I don’t have a preference on the Super Bowl match up between the Baltimore Ravens and San Francisco 49ers. For the sake of the owners, coaches, players, fans, bettors or anyone else who gives a toot, I hope it’s a competitive contest that everyone can feel somewhat good about when it’s over.
The one person I’m cheering for in the Super Bowl is Jack Harbaugh, the father of the Super Bowl coaches -- Jim and John.
I got to know Jack when he was coaching the Western Kentucky Hilltoppers from 1989-2002., compiling a 91-68 record.
I was an AP sportswriter at the time, and every year I’d make the rounds to I-A and I-AA schools to interview coaches and players for season previews. And occasionally, if there wasn’t a conflict with University of Kentucky or University of Louisville games, I’d cover the big I-AA games.
I always looked forward to my trips to Bowling Green. Sports information director Paul Just would set up the interview with Jack in the coach’s office and I’d spend an hour or so asking questions about his squad.
And then we’d talk about other things, such as his year at Morehead State in the late 1960s (where I was a student for two years) and his cousin Mike Gottfried. Jack is a great storyteller and loves a great story.
Harbaugh didn’t arrive at Western at the best of times. There had been discussions about ending the football program. But Harbaugh was a great choice for the school because he wasn’t a quitter. On top of that, he’s such a positive and upbeat person. It was contagious.
Harbaugh rallied the students, alumni and townsfolk, and with some assistance from his sons (shoe donations, etc.), he turned the seemingly moribund program around to a winner. In 2002, he led the ‘Toppers to a I-AA national championship.
He left after the 2002 season to become an associate athletic director at Marquette University, where his son-in-law, Tom Crean (now at Indiana University), was the head basketball coach.
I was fortunate to interview Jack again in 2003 for a program article for his induction into the Kentucky Athletic Hall of Fame. He was most deserving of the honor for what he accomplished at WKU.
I recall Jack being so proud of his family.

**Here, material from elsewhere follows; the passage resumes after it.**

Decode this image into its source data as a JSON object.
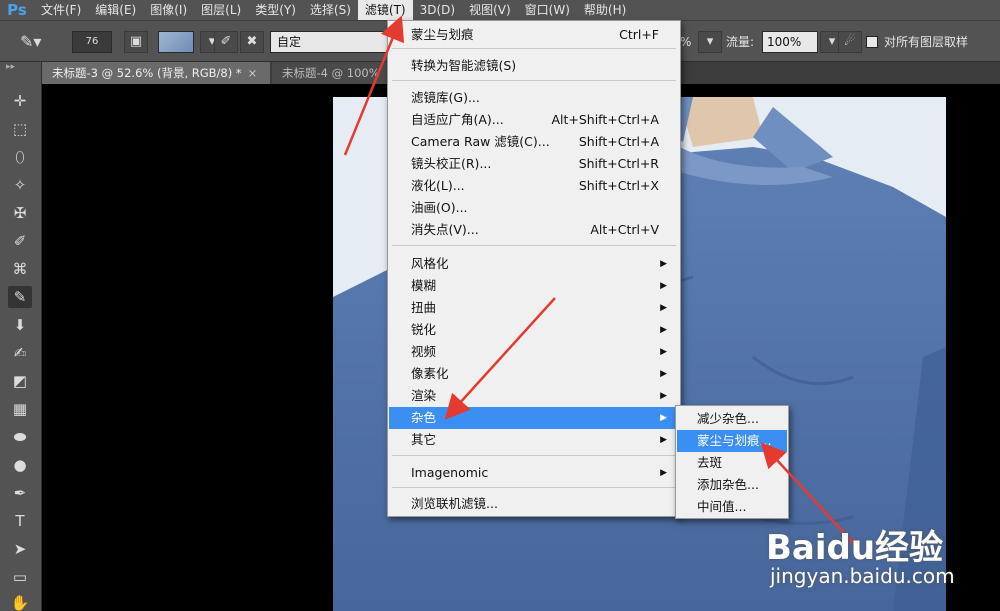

The outcome Super Bowl is probably unimportant to him because he knows both of his sons are winners -- just like Dad.
Until the next time…